[What you will do]
Report each line of the data below in which "icon" appears.

[Information]
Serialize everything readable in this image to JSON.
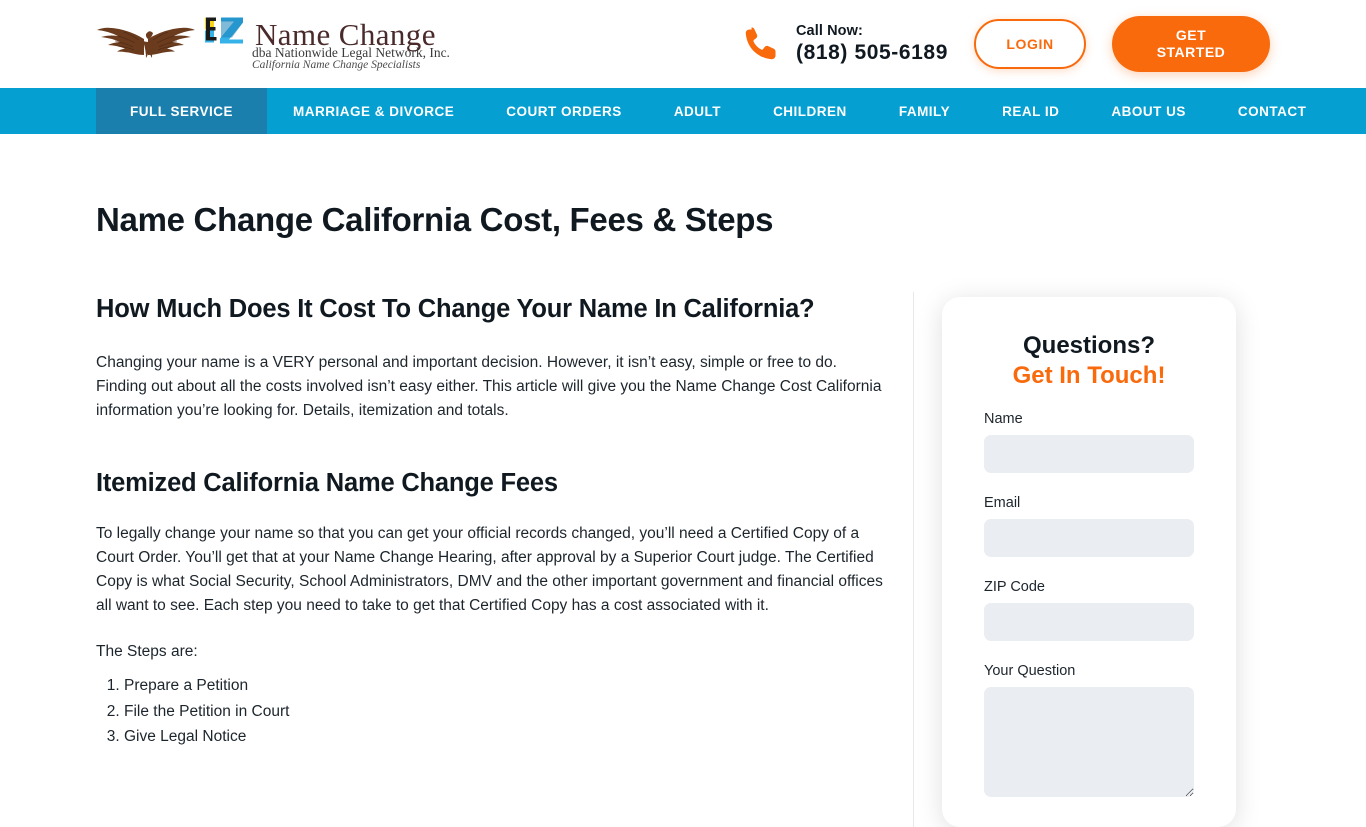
{
  "header": {
    "logo": {
      "eagle_icon": "eagle-icon",
      "ez_mark": "ez-monogram-icon",
      "brand": "Name Change",
      "sub1": "dba Nationwide Legal Network, Inc.",
      "sub2": "California Name Change Specialists"
    },
    "phone_icon": "phone-icon",
    "call_label": "Call Now:",
    "call_number": "(818) 505-6189",
    "login_label": "LOGIN",
    "get_started_label": "GET\nSTARTED",
    "get_started_line1": "GET",
    "get_started_line2": "STARTED"
  },
  "nav": {
    "items": [
      {
        "label": "FULL SERVICE",
        "active": true
      },
      {
        "label": "MARRIAGE & DIVORCE",
        "active": false
      },
      {
        "label": "COURT ORDERS",
        "active": false
      },
      {
        "label": "ADULT",
        "active": false
      },
      {
        "label": "CHILDREN",
        "active": false
      },
      {
        "label": "FAMILY",
        "active": false
      },
      {
        "label": "REAL ID",
        "active": false
      },
      {
        "label": "ABOUT US",
        "active": false
      },
      {
        "label": "CONTACT",
        "active": false
      }
    ]
  },
  "main": {
    "page_title": "Name Change California Cost, Fees & Steps",
    "section1_heading": "How Much Does It Cost To Change Your Name In California?",
    "section1_paragraph": "Changing your name is a VERY personal and important decision. However, it isn’t easy, simple or free to do. Finding out about all the costs involved isn’t easy either. This article will give you the Name Change Cost California information you’re looking for. Details, itemization and totals.",
    "section2_heading": "Itemized California Name Change Fees",
    "section2_paragraph": "To legally change your name so that you can get your official records changed, you’ll need a Certified Copy of a Court Order. You’ll get that at your Name Change Hearing, after approval by a Superior Court judge. The Certified Copy is what Social Security, School Administrators, DMV and the other important government and financial offices all want to see. Each step you need to take to get that Certified Copy has a cost associated with it.",
    "steps_intro": "The Steps are:",
    "steps": [
      "Prepare a Petition",
      "File the Petition in Court",
      "Give Legal Notice"
    ]
  },
  "sidebar": {
    "card_title_line1": "Questions?",
    "card_title_line2": "Get In Touch!",
    "fields": [
      {
        "label": "Name",
        "value": "",
        "placeholder": ""
      },
      {
        "label": "Email",
        "value": "",
        "placeholder": ""
      },
      {
        "label": "ZIP Code",
        "value": "",
        "placeholder": ""
      },
      {
        "label": "Your Question",
        "value": "",
        "placeholder": ""
      }
    ]
  },
  "colors": {
    "nav_blue": "#05a0d1",
    "nav_active_blue": "#1b7fae",
    "orange": "#f96a0d",
    "input_fill": "#eaeef2",
    "text": "#101820"
  }
}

[Finished task]
      "eagle_icon": "eagle-icon",
      "ez_mark": "ez-monogram-icon",
    "phone_icon": "phone-icon",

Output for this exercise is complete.